Back in 2002 Shaun Micallef made a sitcom called Welcher & Welcher. And it’s hilarious. So why is it only now coming out on DVD with no fanfare whatsoever? Why isn’t it hailed as the comedy classic that it is instead of a minor footnote in the career of an increasingly popular game show host? What, in short, the fuck went wrong?
Rewatching the series now, there’s a shitload going on in Welcher & Welcher that is – there’s seriously no other word for it – astonishing. People who claim that Chris Lilley’s efforts are the pinnacle of scripted comedy in this country should be forced to watch an episode of this simply so they can be reminded that you can do more with comedy than just make bitchy comments and sing “offensive” parody songs.
For example, Welcher & Welcher has visual jokes. When there’s a car crash, a VW Beetle is left slowly spinning on its roof. When Micallef and Francis Greenslade both stand on a wheelie bin to peer in a window (and therefore see one of the strangest sights shown on Australian television, as acknowledged by Micallef’s perfect double-take), they break the lid and end up wedged in the bin face-to-face. They’re throw-away gags – but what other Australian sitcom would even try to make people laugh with an image?
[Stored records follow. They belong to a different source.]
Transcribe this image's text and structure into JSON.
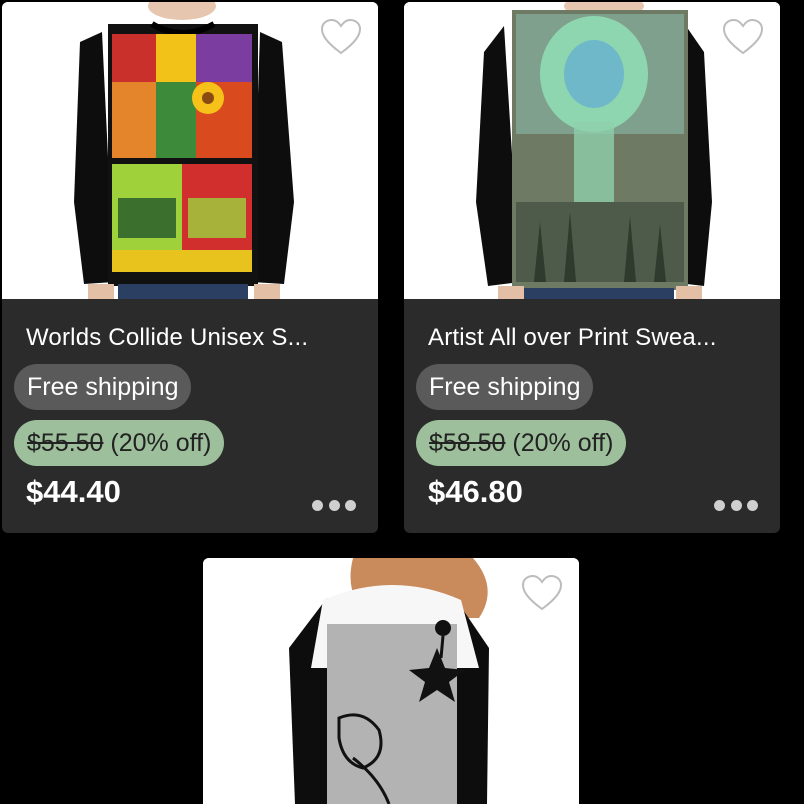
{
  "products": [
    {
      "title": "Worlds Collide Unisex S...",
      "shipping": "Free shipping",
      "original_price": "$55.50",
      "discount": "(20% off)",
      "price": "$44.40",
      "heart_icon": "heart-outline-icon",
      "more_icon": "more-dots-icon"
    },
    {
      "title": "Artist All over Print Swea...",
      "shipping": "Free shipping",
      "original_price": "$58.50",
      "discount": "(20% off)",
      "price": "$46.80",
      "heart_icon": "heart-outline-icon",
      "more_icon": "more-dots-icon"
    },
    {
      "heart_icon": "heart-outline-icon"
    }
  ],
  "colors": {
    "background": "#000000",
    "card": "#2b2b2b",
    "shipping_badge": "#5a5a5a",
    "discount_badge": "#9dbf9b"
  }
}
There are so many classic moments in this series that it’s hard to believe they all fit into just eight episodes. Micallef eating a boot in the ABC canteen. Robyn Butler’s sweatshop dress falling apart on stage. Greenslade lurching around the office wearing a Frankenstein mask. Guest star Tony Martin running a porn store. What other sitcom would fill in a minute when its running time came up short with an impromptu but note-perfect rendition of “When I’m Cleaning Windows”? The best damn sitcom in the land, that’s what.
And yet, the big problem with Welcher & Welcher is that it’s a sitcom. That’s because all those tools who claim that “Australia can’t make a funny sitcom” – ignoring everything from Frontline to The Games to Kath & Kim to yes, Welcher & Welcher – do have a point… just not the one they thought they were making.
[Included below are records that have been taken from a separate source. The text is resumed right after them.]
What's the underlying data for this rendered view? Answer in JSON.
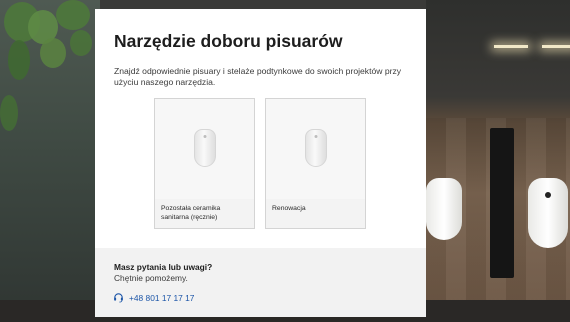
{
  "modal": {
    "title": "Narzędzie doboru pisuarów",
    "subtitle": "Znajdź odpowiednie pisuary i stelaże podtynkowe do swoich projektów przy użyciu naszego narzędzia."
  },
  "cards": [
    {
      "label": "Pozostała ceramika sanitarna (ręcznie)",
      "icon": "urinal-icon"
    },
    {
      "label": "Renowacja",
      "icon": "urinal-icon"
    }
  ],
  "footer": {
    "title": "Masz pytania lub uwagi?",
    "subtitle": "Chętnie pomożemy.",
    "phone": "+48 801 17 17 17",
    "phone_icon": "headset-icon",
    "link_color": "#1d56a8"
  }
}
Since Frontline, all the decent Australian scripted comedies have been, if not out-and-out mockumentaries, at the very least filmed like gritty low budget dramas. Frontline: hand-held camerawork for the behind-the-scenes stuff. The Games: mockumentary. Kath & Kim: started out as a mockumentary. Chris Lilley’s shows: mockumentaries. For fifteen years now, Australian audiences have been trained to expect scripted comedies will be filmed with hand-held cameras and characters wandering in and out of frame at will while speaking supposedly naturalistic dialogue.
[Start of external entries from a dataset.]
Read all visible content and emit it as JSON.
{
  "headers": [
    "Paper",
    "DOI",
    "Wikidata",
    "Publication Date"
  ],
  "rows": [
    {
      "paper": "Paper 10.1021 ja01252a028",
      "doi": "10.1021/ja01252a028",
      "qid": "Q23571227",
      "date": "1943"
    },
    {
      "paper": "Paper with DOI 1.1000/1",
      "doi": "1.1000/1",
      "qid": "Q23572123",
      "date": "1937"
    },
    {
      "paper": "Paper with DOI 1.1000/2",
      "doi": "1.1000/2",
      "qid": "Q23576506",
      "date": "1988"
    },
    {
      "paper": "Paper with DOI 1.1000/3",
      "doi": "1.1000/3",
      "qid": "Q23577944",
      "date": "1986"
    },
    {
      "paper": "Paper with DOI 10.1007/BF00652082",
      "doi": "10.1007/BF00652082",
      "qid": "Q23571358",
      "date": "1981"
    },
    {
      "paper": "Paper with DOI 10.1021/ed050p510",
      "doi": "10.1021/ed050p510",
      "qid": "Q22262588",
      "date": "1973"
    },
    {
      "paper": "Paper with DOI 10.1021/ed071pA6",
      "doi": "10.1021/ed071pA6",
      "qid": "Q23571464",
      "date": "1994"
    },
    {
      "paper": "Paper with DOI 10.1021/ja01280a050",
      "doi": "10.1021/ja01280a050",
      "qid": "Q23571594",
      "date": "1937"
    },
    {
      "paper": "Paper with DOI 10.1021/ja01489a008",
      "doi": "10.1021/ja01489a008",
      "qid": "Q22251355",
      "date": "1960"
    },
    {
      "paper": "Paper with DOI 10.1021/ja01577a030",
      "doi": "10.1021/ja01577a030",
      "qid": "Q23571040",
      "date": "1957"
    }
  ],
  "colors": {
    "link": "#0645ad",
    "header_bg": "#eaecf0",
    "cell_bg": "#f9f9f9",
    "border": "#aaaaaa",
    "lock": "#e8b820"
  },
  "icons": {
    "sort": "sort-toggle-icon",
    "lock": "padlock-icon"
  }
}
Welcher & Welcher though, is a sitcom. It’s largely filmed on a set, the dialogue isn’t remotely naturalistic – it has jokes! Lots of them! One after the other! – and the characters pause after their lines to allow space for laughs. That last one makes it especially odd to watch if you’re not used to it: a laugh track would have been a big help in establishing a viewing rhythm, but laugh tracks were too far out of style for even Micallef to add one. And the show features too much location footage (which may have been filmed before or after the studio sequences) to presumably make filming in front of a live audience possible.
As a result, watching it is a slightly jarring experience. Dialogue doesn’t flow like you expect it to: Micallef says something funny, then there’s a tiny pause before things go on. If you’re not used to it – or can’t see your way past it – it’s just distracting enough to drain the life out of the show. To be honest, it took me a second viewing before I really got the hang of things. But once I did I never looked back. Welcher & Welcher has been shamefully neglected for far, far too long: in the seven-odd years since it went to air no-one in this country has made a funnier show.